"Developed countries must do what they need to do. They have an obligation. Developing countries, we need to develop without doing the same trajectory that caused these problems," she said. "You need to convince people you can have development with [climate] protection."
At the same time, Brazilian officials did not fully embrace the U.S.-China wording. Texiera’s top climate negotiator, Ambassador José Antônio Marcondes de Carvalho, said Brazil has its own vision of a system that sees an inner ring of countries — those now known as Annex 1 — taking economywide cuts while developing countries would work their way up to doing so.
Brazil’s target for Paris, or "intended nationally determined contribution" (INDC), calls for protecting and restoring 32 million hectares (79 million acres) of forestland and slashing carbon emissions from 2.4 gigatons down to 1.2 gigatons by 2030.
"We will arrive in 2030 in the future with population increasing, also with development and capacity to reduce emissions at less 1990," Teixeira said. "The direction is there."
The target won praise in environmental circles, even though many activists said Brazil could have gone further.
"Brazil’s Paris climate pledge is a very strong first step from a still-emerging economy," said Michael Wolosin, managing director of research and policy at consulting group Climate Advisers.
"It shows serious intent to over time grow the country’s already strong renewable energy sector, to reduce reliance on fossil fuels, and to restore degraded agricultural lands and forests. It is especially notable that Brazil’s commitment is not conditional on international support," he said. But Wolosin also urged Brazil to set a date no later than 2025 to reach zero natural forest loss.
India, ‘part of the solution’
As for India’s INDC, Javadekar offered few new specifics and did not outright confirm reports in the Indian media that it will double the country’s already ambitious renewable energy target of 175 gigawatts by 2022.
"Our action will reflect on all fronts: increasing renewables, lowering emissions intensity, even lowering energy intensity, having more carbon sink, building resilience capacity," he said.
Asked if it would be conditional on finance, he also hedged. "What we present will be basically on our own resources, but part of it is definitely if there is international finance," he said. "We will require funds, but we are fighting the finance cause for least-developed countries."
And yet despite a sometimes combative tone toward developed nations, Javadekar said he is optimistic about Paris and certain there will be a new global agreement.
"India is not part of the problem … but we want to be part of the solution," he said.
"We are starting a new regime.
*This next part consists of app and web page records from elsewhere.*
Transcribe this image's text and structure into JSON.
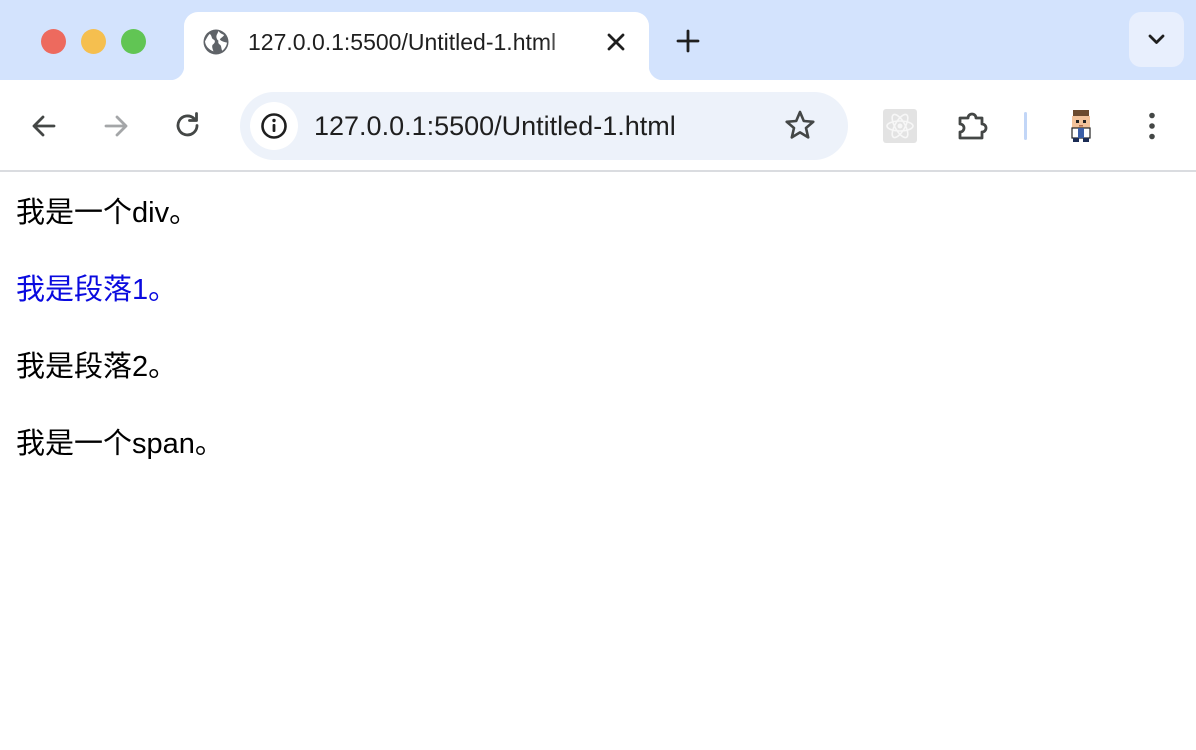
{
  "browser": {
    "tab": {
      "title": "127.0.0.1:5500/Untitled-1.html",
      "favicon": "globe-icon"
    },
    "address_bar": {
      "url": "127.0.0.1:5500/Untitled-1.html"
    },
    "icons": {
      "back": "arrow-left-icon",
      "forward": "arrow-right-icon",
      "reload": "reload-icon",
      "site_info": "info-icon",
      "bookmark": "star-icon",
      "react_devtools": "react-icon",
      "extensions": "puzzle-icon",
      "profile": "avatar-icon",
      "menu": "kebab-menu-icon",
      "new_tab": "plus-icon",
      "tab_search": "chevron-down-icon",
      "close_tab": "close-icon"
    }
  },
  "page": {
    "lines": [
      {
        "text": "我是一个div。",
        "color": "#000000"
      },
      {
        "text": "我是段落1。",
        "color": "#0a0adf"
      },
      {
        "text": "我是段落2。",
        "color": "#000000"
      },
      {
        "text": "我是一个span。",
        "color": "#000000"
      }
    ]
  },
  "colors": {
    "tabstrip": "#d3e3fd",
    "omnibox": "#edf2fa",
    "close_button": "#ed6a5e",
    "minimize_button": "#f5bf4f",
    "maximize_button": "#61c554"
  }
}
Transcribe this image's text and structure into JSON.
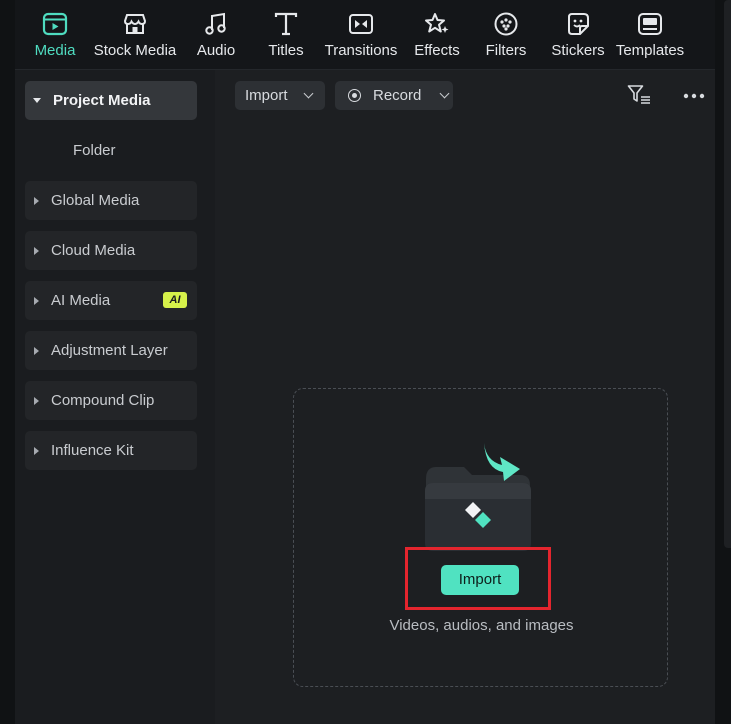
{
  "toolbar": {
    "tabs": [
      {
        "label": "Media",
        "icon": "media-icon",
        "active": true
      },
      {
        "label": "Stock Media",
        "icon": "stock-media-icon"
      },
      {
        "label": "Audio",
        "icon": "music-note-icon"
      },
      {
        "label": "Titles",
        "icon": "text-t-icon"
      },
      {
        "label": "Transitions",
        "icon": "transitions-icon"
      },
      {
        "label": "Effects",
        "icon": "sparkle-star-icon"
      },
      {
        "label": "Filters",
        "icon": "filter-circle-icon"
      },
      {
        "label": "Stickers",
        "icon": "sticker-smiley-icon"
      },
      {
        "label": "Templates",
        "icon": "templates-icon"
      }
    ]
  },
  "sidebar": {
    "project_media": "Project Media",
    "folder": "Folder",
    "items": [
      {
        "label": "Global Media"
      },
      {
        "label": "Cloud Media"
      },
      {
        "label": "AI Media",
        "badge": "AI"
      },
      {
        "label": "Adjustment Layer"
      },
      {
        "label": "Compound Clip"
      },
      {
        "label": "Influence Kit"
      }
    ]
  },
  "content": {
    "import_dropdown": "Import",
    "record_dropdown": "Record",
    "drop_zone": {
      "button": "Import",
      "caption": "Videos, audios, and images"
    }
  },
  "colors": {
    "accent": "#50e2c1",
    "highlight": "#e4252e",
    "ai_badge": "#d6f14a"
  }
}
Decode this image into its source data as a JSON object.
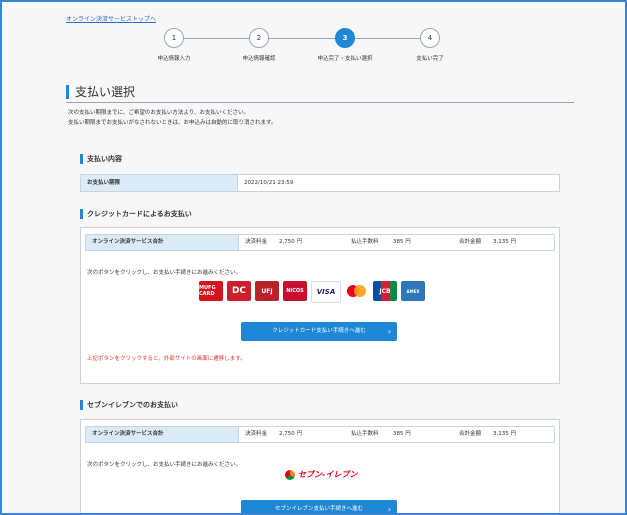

We should welcome it. We should make Paris a festival, a new world order that … creates a new system where all countries are taking action of their own volition. That’s a big change."